FUKUSHIMA Lives on the Line

250*Hitoshi YOKOYAMA, Tohoku University Medical School (Graduated in 1983)– Dr. Yokoyama became Professor and Chair of Cardiovascular Surgery at Fukushima Medical University in 2001, and has served concurrently as Vice President of Fukushima Medical University Hospital since 2006. In 2011, following the Great East Japan Earthquake, Dr. Yokoyama consolidated all of the disaster and medical relief efforts in Fukushima Prefecture as well as the radiation medical assistance efforts at the Fukushima Daiichi nuclear power plant through the Fukushima Medical University Disaster Response Headquarters. He has been a member of both the Fukushima Prefecture Reconstruction Vision Committee and the Reconstruction Plan Evaluation Committee.IntroductionWhat kind of function should universities serve within societies and can they actually serve any function are major themes of the discourse on modern society? In this book, I attempt to consider the function that has been placed upon my university as a result of the Great East Japan Earthquake and the role it should play in the ongoing recovery of Fukushima Prefecture. I have learned many lessons as an individual, ranging from the measures taken by the university’s Disaster Response Headquarters to participation in the Recovery Plan for Fukushima. At the same time, this was an opportunity to consider the management of the university and its contribution to society. The organization known as today’s “university,” born out of modern contemporary progress, could be said to be a grand and historic social experiment. In the face of the critical state of both the nation and its people in the aftermath of the unprecedented disaster that shook the very foundations of regional communities, we must ask ourselves, “How much can we help? What will we contribute?”General Background of the UniversityFukushima Prefecture is located at the midpoint between the Tohoku and Kanto regions of Japan. It is divided into three large subregions: “Hamadori,” the Pacific coastal region; “Nakadori” with Fukushima City and Koriyama City, where the Tohoku Shinkansen Rail Line and the Tohoku Highway were established; and “Aizu”, the region with Aizuwakamatsu City at its center. The Fukushima Daiichi nuclear power plant is located in Hamadori, and is situated 57 km away from Fukushima City, the prefectural capital and location of Fukushima Medical University (FMU).As Fukushima Prefecture’s only medical school, FMU runs both medical and nursing schools, and commits itself to providing medical and nursing training programs, facilitating research, and offering clinical care.
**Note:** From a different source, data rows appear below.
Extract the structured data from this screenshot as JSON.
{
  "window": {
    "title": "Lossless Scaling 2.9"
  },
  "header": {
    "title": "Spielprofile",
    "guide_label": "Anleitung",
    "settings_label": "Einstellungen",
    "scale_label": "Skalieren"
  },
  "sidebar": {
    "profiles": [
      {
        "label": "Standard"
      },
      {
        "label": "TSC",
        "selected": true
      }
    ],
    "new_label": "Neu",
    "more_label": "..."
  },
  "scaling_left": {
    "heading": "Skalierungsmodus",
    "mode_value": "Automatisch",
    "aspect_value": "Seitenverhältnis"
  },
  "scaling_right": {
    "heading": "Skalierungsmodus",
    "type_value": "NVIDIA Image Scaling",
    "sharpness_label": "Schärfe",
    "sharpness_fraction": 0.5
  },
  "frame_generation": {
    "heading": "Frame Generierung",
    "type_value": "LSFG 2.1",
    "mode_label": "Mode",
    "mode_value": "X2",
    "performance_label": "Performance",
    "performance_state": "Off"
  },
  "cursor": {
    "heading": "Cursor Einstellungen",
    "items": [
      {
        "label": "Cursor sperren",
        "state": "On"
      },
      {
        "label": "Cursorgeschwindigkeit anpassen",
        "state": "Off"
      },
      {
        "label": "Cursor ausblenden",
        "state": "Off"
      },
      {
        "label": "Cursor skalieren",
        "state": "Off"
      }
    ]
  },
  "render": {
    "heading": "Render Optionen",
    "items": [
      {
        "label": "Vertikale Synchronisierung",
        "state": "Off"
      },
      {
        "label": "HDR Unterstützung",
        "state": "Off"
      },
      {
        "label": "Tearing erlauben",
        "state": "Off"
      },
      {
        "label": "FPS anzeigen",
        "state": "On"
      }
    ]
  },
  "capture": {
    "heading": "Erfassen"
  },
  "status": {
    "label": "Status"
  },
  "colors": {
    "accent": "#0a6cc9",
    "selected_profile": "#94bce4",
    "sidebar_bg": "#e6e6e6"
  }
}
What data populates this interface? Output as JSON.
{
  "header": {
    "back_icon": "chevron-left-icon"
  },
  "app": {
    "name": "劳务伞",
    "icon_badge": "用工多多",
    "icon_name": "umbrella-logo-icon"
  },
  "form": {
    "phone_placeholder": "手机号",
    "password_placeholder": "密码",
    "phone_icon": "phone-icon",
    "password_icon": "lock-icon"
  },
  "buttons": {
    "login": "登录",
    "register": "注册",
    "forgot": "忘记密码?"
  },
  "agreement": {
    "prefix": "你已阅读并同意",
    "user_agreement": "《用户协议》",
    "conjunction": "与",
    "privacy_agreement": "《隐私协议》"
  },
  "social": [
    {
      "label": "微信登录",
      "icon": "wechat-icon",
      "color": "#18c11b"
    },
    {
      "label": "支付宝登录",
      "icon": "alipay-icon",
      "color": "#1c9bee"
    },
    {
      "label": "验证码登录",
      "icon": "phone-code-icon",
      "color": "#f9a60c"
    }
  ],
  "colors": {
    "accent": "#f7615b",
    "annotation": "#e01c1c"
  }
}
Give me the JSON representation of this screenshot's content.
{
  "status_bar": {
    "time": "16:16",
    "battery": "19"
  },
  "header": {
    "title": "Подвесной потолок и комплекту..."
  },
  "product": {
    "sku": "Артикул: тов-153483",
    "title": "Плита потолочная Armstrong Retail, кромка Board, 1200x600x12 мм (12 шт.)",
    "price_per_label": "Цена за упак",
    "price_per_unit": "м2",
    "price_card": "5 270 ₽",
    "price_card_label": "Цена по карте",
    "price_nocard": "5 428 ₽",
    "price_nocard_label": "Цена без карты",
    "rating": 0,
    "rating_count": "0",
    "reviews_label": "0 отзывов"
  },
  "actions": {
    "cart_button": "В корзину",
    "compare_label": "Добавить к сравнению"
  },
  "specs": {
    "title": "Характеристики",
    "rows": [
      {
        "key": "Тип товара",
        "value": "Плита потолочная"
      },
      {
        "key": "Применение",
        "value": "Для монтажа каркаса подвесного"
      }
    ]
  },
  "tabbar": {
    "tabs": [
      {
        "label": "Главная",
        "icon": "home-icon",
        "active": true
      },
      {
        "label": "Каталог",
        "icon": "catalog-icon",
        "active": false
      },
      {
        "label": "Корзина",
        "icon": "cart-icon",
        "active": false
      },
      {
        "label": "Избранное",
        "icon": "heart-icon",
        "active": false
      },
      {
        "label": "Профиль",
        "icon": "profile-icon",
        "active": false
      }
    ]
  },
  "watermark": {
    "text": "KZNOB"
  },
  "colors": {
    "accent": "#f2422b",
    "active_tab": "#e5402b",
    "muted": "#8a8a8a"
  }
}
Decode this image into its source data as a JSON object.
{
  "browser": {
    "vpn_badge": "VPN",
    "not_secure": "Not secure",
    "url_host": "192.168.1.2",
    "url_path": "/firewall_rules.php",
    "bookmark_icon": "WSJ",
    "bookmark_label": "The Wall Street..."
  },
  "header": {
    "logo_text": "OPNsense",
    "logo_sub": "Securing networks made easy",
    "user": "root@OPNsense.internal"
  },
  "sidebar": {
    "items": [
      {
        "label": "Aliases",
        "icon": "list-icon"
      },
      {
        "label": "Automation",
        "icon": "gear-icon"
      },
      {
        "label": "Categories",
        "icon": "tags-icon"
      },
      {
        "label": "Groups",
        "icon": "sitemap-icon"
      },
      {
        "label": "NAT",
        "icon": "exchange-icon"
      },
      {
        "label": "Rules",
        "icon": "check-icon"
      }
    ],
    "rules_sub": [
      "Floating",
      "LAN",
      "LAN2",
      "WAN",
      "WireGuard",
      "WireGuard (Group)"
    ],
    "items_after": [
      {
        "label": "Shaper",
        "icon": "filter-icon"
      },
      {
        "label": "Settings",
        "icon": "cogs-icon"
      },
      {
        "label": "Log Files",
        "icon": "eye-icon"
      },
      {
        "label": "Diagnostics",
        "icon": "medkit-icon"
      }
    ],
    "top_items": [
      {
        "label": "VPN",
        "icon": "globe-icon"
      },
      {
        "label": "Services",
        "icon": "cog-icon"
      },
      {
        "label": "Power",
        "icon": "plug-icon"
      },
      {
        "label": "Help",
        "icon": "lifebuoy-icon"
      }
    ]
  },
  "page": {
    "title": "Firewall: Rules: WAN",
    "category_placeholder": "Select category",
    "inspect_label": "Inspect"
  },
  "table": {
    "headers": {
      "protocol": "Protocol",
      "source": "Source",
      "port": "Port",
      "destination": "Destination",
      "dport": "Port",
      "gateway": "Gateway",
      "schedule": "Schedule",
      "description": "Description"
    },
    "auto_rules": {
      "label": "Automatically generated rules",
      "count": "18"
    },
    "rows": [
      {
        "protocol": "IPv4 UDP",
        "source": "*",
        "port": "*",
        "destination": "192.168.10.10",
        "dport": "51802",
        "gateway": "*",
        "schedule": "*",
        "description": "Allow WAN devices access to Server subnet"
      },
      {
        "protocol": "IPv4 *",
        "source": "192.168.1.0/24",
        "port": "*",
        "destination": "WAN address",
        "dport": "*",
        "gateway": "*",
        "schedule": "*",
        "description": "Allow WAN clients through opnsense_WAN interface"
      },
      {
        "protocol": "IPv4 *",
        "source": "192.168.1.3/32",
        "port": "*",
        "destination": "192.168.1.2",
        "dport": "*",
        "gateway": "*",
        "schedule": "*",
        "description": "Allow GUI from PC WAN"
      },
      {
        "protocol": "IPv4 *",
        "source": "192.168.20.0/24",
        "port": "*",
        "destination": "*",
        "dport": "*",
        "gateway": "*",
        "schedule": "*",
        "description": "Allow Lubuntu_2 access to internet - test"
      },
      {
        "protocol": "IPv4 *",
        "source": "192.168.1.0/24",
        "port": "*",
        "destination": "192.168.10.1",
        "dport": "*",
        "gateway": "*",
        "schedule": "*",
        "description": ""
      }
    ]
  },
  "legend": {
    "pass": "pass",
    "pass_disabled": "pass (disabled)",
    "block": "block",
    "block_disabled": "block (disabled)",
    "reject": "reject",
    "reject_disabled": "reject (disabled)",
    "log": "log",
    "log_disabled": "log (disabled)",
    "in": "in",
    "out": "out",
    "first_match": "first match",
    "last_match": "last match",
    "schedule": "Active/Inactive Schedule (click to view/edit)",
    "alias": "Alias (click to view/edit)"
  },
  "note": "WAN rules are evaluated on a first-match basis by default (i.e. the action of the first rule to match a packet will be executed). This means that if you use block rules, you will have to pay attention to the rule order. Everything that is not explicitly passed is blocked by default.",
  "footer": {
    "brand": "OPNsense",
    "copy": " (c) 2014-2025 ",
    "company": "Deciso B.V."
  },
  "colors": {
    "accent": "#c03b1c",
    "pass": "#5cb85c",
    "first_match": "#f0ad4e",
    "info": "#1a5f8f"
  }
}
Since its establishment, it has produced approximately 3700 physicians, and has developed a network for healthcare services in all regions of Fukushima Prefecture, involving healthcare providers from large general hospitals to medium and small-sized hospitals and clinics. The FMU Hospital has approximately 300 specialist physicians on staff across all departments, providing sophisticated, high-quality medical care. The Hospital admits approximately 700 patients on average per day, treats an average of approximately 1600 outpatients per day, and performs 4500 general anesthesia surgical cases per year. The university was established by the Fukushima prefectural governor, was reestablished as a public institution the following year, and remains as such to this day. The University collaborates closely with the prefectural government, and cooperates with other prefectures in the Tohoku Region by being responsive to the severe need for physicians.FMU streamlined its decision-making protocols after its incorporation as a public institution, and specializes in clinical healthcare and nursing. “Health, Safety, and Security for the Residents of Fukushima” clarifies the mission of the university as a “community university.” Its faculty of general and basic studies Article excerpt from the 2012 March Volume of the magazine “University & College Management” with the headline “Special Edition: The Great East Japan Earthquake—How Universities Reacted when the Earthquake Hit”:Fukushima Medical University: Managing Risks, and Prospects for Recovery after The Great East Japan Earthquake and the Accident at a Nuclear Power PlantHitoshi Yokoyama*Recovery Headquarters Committee Member Vice President, Fukushima Medical University HospitalProfessor and Chair, Department of Cardiovascular Surgery, Fukushima Medical University